* Assigned task *
Starting with the first line, output the data exactly through to the end.

★ ★ ★

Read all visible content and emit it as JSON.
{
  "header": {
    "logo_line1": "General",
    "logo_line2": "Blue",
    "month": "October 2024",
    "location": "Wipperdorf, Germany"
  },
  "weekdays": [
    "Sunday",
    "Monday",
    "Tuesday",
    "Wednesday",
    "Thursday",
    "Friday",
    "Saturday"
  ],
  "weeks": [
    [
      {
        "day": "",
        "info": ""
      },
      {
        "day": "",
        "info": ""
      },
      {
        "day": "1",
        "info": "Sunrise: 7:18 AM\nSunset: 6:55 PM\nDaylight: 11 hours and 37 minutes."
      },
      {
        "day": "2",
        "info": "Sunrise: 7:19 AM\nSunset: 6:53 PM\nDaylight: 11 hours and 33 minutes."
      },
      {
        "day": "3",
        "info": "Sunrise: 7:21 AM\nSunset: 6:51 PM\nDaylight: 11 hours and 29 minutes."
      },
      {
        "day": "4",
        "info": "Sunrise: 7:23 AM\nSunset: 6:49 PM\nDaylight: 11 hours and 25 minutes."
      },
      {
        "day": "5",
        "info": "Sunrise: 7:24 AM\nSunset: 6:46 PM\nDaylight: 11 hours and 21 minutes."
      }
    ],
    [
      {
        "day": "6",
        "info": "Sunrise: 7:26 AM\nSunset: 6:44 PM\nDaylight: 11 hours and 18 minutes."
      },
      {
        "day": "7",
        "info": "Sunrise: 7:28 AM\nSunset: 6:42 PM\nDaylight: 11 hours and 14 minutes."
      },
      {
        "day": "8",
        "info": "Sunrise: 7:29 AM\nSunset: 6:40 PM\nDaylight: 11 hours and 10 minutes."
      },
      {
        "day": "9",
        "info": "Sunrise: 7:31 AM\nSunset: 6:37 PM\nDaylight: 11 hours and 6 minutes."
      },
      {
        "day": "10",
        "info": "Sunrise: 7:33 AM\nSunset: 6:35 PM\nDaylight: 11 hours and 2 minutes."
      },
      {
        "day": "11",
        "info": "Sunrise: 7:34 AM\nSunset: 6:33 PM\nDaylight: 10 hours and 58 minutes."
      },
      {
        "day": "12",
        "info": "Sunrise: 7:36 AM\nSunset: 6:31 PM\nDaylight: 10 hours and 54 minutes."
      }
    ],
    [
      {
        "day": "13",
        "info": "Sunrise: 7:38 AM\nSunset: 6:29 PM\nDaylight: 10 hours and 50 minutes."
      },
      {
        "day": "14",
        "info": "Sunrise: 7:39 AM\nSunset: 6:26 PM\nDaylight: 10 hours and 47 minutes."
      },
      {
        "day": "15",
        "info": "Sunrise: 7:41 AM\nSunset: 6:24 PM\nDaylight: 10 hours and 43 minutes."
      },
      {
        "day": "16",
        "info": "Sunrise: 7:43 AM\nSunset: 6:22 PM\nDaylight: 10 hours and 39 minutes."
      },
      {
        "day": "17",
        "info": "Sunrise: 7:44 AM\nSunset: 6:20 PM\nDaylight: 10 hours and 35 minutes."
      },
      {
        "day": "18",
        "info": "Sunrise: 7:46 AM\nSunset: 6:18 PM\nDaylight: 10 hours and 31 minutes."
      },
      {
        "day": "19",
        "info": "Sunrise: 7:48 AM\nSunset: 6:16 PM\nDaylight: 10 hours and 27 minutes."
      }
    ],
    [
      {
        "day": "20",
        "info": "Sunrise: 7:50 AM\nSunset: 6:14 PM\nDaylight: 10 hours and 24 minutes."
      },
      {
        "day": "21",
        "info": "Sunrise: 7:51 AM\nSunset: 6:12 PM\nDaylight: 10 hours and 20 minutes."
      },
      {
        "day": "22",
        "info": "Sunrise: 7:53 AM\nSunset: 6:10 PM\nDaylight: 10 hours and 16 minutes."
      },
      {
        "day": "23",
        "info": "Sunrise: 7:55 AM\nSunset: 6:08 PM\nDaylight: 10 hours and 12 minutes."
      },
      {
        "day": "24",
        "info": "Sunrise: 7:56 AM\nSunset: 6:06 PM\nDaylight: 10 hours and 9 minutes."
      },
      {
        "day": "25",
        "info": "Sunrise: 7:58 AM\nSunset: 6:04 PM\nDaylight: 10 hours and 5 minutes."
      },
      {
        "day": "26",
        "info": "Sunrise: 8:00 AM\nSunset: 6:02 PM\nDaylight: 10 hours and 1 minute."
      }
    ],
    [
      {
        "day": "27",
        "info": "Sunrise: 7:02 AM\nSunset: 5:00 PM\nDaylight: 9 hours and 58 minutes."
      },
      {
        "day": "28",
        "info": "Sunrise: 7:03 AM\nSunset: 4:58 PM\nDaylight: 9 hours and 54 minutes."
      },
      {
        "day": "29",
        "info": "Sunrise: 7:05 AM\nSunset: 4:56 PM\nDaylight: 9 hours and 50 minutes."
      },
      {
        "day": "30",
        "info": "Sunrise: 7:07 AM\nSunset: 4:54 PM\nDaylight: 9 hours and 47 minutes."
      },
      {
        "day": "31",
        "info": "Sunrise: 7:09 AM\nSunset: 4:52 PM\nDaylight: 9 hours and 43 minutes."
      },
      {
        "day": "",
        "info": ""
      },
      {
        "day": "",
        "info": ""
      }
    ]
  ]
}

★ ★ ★

* Response to the task *
Read all visible content and emit it as JSON.
{
  "header": {
    "logo_line1": "General",
    "logo_line2": "Blue",
    "month": "October 2024",
    "location": "Wipperdorf, Germany"
  },
  "weekdays": [
    "Sunday",
    "Monday",
    "Tuesday",
    "Wednesday",
    "Thursday",
    "Friday",
    "Saturday"
  ],
  "weeks": [
    [
      {
        "day": "",
        "info": ""
      },
      {
        "day": "",
        "info": ""
      },
      {
        "day": "1",
        "info": "Sunrise: 7:18 AM\nSunset: 6:55 PM\nDaylight: 11 hours and 37 minutes."
      },
      {
        "day": "2",
        "info": "Sunrise: 7:19 AM\nSunset: 6:53 PM\nDaylight: 11 hours and 33 minutes."
      },
      {
        "day": "3",
        "info": "Sunrise: 7:21 AM\nSunset: 6:51 PM\nDaylight: 11 hours and 29 minutes."
      },
      {
        "day": "4",
        "info": "Sunrise: 7:23 AM\nSunset: 6:49 PM\nDaylight: 11 hours and 25 minutes."
      },
      {
        "day": "5",
        "info": "Sunrise: 7:24 AM\nSunset: 6:46 PM\nDaylight: 11 hours and 21 minutes."
      }
    ],
    [
      {
        "day": "6",
        "info": "Sunrise: 7:26 AM\nSunset: 6:44 PM\nDaylight: 11 hours and 18 minutes."
      },
      {
        "day": "7",
        "info": "Sunrise: 7:28 AM\nSunset: 6:42 PM\nDaylight: 11 hours and 14 minutes."
      },
      {
        "day": "8",
        "info": "Sunrise: 7:29 AM\nSunset: 6:40 PM\nDaylight: 11 hours and 10 minutes."
      },
      {
        "day": "9",
        "info": "Sunrise: 7:31 AM\nSunset: 6:37 PM\nDaylight: 11 hours and 6 minutes."
      },
      {
        "day": "10",
        "info": "Sunrise: 7:33 AM\nSunset: 6:35 PM\nDaylight: 11 hours and 2 minutes."
      },
      {
        "day": "11",
        "info": "Sunrise: 7:34 AM\nSunset: 6:33 PM\nDaylight: 10 hours and 58 minutes."
      },
      {
        "day": "12",
        "info": "Sunrise: 7:36 AM\nSunset: 6:31 PM\nDaylight: 10 hours and 54 minutes."
      }
    ],
    [
      {
        "day": "13",
        "info": "Sunrise: 7:38 AM\nSunset: 6:29 PM\nDaylight: 10 hours and 50 minutes."
      },
      {
        "day": "14",
        "info": "Sunrise: 7:39 AM\nSunset: 6:26 PM\nDaylight: 10 hours and 47 minutes."
      },
      {
        "day": "15",
        "info": "Sunrise: 7:41 AM\nSunset: 6:24 PM\nDaylight: 10 hours and 43 minutes."
      },
      {
        "day": "16",
        "info": "Sunrise: 7:43 AM\nSunset: 6:22 PM\nDaylight: 10 hours and 39 minutes."
      },
      {
        "day": "17",
        "info": "Sunrise: 7:44 AM\nSunset: 6:20 PM\nDaylight: 10 hours and 35 minutes."
      },
      {
        "day": "18",
        "info": "Sunrise: 7:46 AM\nSunset: 6:18 PM\nDaylight: 10 hours and 31 minutes."
      },
      {
        "day": "19",
        "info": "Sunrise: 7:48 AM\nSunset: 6:16 PM\nDaylight: 10 hours and 27 minutes."
      }
    ],
    [
      {
        "day": "20",
        "info": "Sunrise: 7:50 AM\nSunset: 6:14 PM\nDaylight: 10 hours and 24 minutes."
      },
      {
        "day": "21",
        "info": "Sunrise: 7:51 AM\nSunset: 6:12 PM\nDaylight: 10 hours and 20 minutes."
      },
      {
        "day": "22",
        "info": "Sunrise: 7:53 AM\nSunset: 6:10 PM\nDaylight: 10 hours and 16 minutes."
      },
      {
        "day": "23",
        "info": "Sunrise: 7:55 AM\nSunset: 6:08 PM\nDaylight: 10 hours and 12 minutes."
      },
      {
        "day": "24",
        "info": "Sunrise: 7:56 AM\nSunset: 6:06 PM\nDaylight: 10 hours and 9 minutes."
      },
      {
        "day": "25",
        "info": "Sunrise: 7:58 AM\nSunset: 6:04 PM\nDaylight: 10 hours and 5 minutes."
      },
      {
        "day": "26",
        "info": "Sunrise: 8:00 AM\nSunset: 6:02 PM\nDaylight: 10 hours and 1 minute."
      }
    ],
    [
      {
        "day": "27",
        "info": "Sunrise: 7:02 AM\nSunset: 5:00 PM\nDaylight: 9 hours and 58 minutes."
      },
      {
        "day": "28",
        "info": "Sunrise: 7:03 AM\nSunset: 4:58 PM\nDaylight: 9 hours and 54 minutes."
      },
      {
        "day": "29",
        "info": "Sunrise: 7:05 AM\nSunset: 4:56 PM\nDaylight: 9 hours and 50 minutes."
      },
      {
        "day": "30",
        "info": "Sunrise: 7:07 AM\nSunset: 4:54 PM\nDaylight: 9 hours and 47 minutes."
      },
      {
        "day": "31",
        "info": "Sunrise: 7:09 AM\nSunset: 4:52 PM\nDaylight: 9 hours and 43 minutes."
      },
      {
        "day": "",
        "info": ""
      },
      {
        "day": "",
        "info": ""
      }
    ]
  ]
}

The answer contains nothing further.